When the Game is Over, It All Goes Back in the Box
John Ortberg, a well-known California pastor and bestselling author (THE LIFE YOU’VE ALWAYS WANTED), knows how to captivate a reading audience, and he does it, page after page, in WHEN THE GAME IS OVER, IT ALL GOES BACK IN THE BOX. Using playing games as a metaphor for life, Ortberg shows how the object of the game is a life “rich toward God” --- growing a healthy soul, enjoying the people around you, doing good work, becoming generous and savoring the moment.

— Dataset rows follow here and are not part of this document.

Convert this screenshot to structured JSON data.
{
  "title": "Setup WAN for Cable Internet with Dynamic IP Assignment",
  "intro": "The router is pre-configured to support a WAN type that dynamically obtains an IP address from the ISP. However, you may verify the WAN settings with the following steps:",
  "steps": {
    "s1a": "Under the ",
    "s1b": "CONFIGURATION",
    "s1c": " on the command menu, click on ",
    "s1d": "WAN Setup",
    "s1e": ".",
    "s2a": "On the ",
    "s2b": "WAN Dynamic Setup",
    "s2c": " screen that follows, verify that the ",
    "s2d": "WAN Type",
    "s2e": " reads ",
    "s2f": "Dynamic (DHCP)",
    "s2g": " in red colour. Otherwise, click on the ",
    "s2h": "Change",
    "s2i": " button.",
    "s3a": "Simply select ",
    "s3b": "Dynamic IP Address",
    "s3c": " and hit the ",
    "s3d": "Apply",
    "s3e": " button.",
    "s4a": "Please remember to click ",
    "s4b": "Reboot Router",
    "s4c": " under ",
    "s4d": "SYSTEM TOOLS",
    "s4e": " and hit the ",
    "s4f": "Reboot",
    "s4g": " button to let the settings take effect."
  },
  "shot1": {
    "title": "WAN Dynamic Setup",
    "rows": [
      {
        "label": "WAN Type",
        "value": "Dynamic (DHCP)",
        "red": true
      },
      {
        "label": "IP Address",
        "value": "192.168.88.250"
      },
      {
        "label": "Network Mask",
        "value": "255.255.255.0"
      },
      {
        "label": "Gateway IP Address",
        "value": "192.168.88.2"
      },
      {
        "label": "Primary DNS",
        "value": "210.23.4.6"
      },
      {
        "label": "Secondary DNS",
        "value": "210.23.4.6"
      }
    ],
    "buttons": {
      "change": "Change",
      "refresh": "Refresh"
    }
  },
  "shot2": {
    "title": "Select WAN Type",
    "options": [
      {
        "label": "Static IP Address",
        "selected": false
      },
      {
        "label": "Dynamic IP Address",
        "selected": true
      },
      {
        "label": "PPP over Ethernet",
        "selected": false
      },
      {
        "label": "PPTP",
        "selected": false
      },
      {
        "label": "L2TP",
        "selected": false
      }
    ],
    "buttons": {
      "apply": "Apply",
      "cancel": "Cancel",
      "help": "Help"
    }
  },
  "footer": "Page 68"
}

Wise people, writes Ortberg, build their lives around what is eternal. He suggests asking yourself the question, “What in your life is going to last forever, and what is going back in the box?” Spend your time caring for the inner you as well as the outer you. Think about the changes you need to make. Let go of wrong priorities. Quit trying to control that which is out of our control, rather than letting the “Master of the Board” take the helm.
What makes this book so brilliant is not that Ortberg offers a lot of new information. It’s that he has a flair for synthesizing this information and organizing his ideas in a way that makes them practical as well as soul-stirring. It’s also a joy to read.
Gently, in one section, he calls readers to reassess a preoccupation with “stuff” and concentrate on what is most important. A “richness of being” is always available, Ortberg says. “I can seek at any time, with God’s help, to be compassionate, generous, grateful, and joyful…usually it will not mean seeking to accumulate more stuff.” As he shows through a moving story about Larry, a church member who is killed in an accident, in the end it’s not about our achievements or our wealth. It’s about our capacity to love. It’s the people, not the stuff, that we need to focus on.
Ortberg also reminds his readers that Christians have to be consistent in acting like Christians instead of labeling themselves as such. “The world gets pretty tired of people who have Christian bumper stickers on their cars, Christian fish signs on their trunks, Christian books on their shelves, Christian stations on their radios, Christian jewelry around their necks, Christian videos for their kids, and Christian magazines on their coffee tables but don’t actually have the life of Jesus in their bones or the love of Jesus in their hearts.” “Be the kind of player people want to sit next to,” he urges, borrowing from a Monopoly analogy.
By turns humorous, painfully vulnerable, poignant and wise, Ortberg weaves biblical, personal and fictional anecdotes together with practical points in a compelling way for the reader. He includes insights from many excellent authors throughout, including Anne Lamott, Lewis Smedes, Susan Howatch, Viktor Frankl, Marjorie Rawlings and Thomas Lynch. Rather than getting in the way, these quotes and excerpts enrich the text.
One of Ortberg’s passages that haunts me is this: “We need to ask ourselves what we are doing (or not doing) with our lives now that could lead to deep regret.” He urges the practice of “regret prevention” --- assessing the commitments we have made in light of what we don’t want to regret. Then, he asks us to consider what we need to rearrange. Don’t wait for a crisis --- a child running away, getting fired, having a spouse file for divorce --- to force your hand, he urges. More will never be enough.
Although he uses the game metaphor throughout, Ortberg doesn’t force it to get his ideas across. The narrative flows seamlessly. In places, Ortberg writes about spending time with your children, but this book is suitable for readers at any stage of life. My husband and I --- almost empty nesters --- are planning to read and discuss it together. It would be an excellent resource for personal reflection or small group study as well.
This is Ortberg writing at his best. But reader, be warned --- you’ll come away changed.
Reviewed by Cindy Crosby on November 13, 2011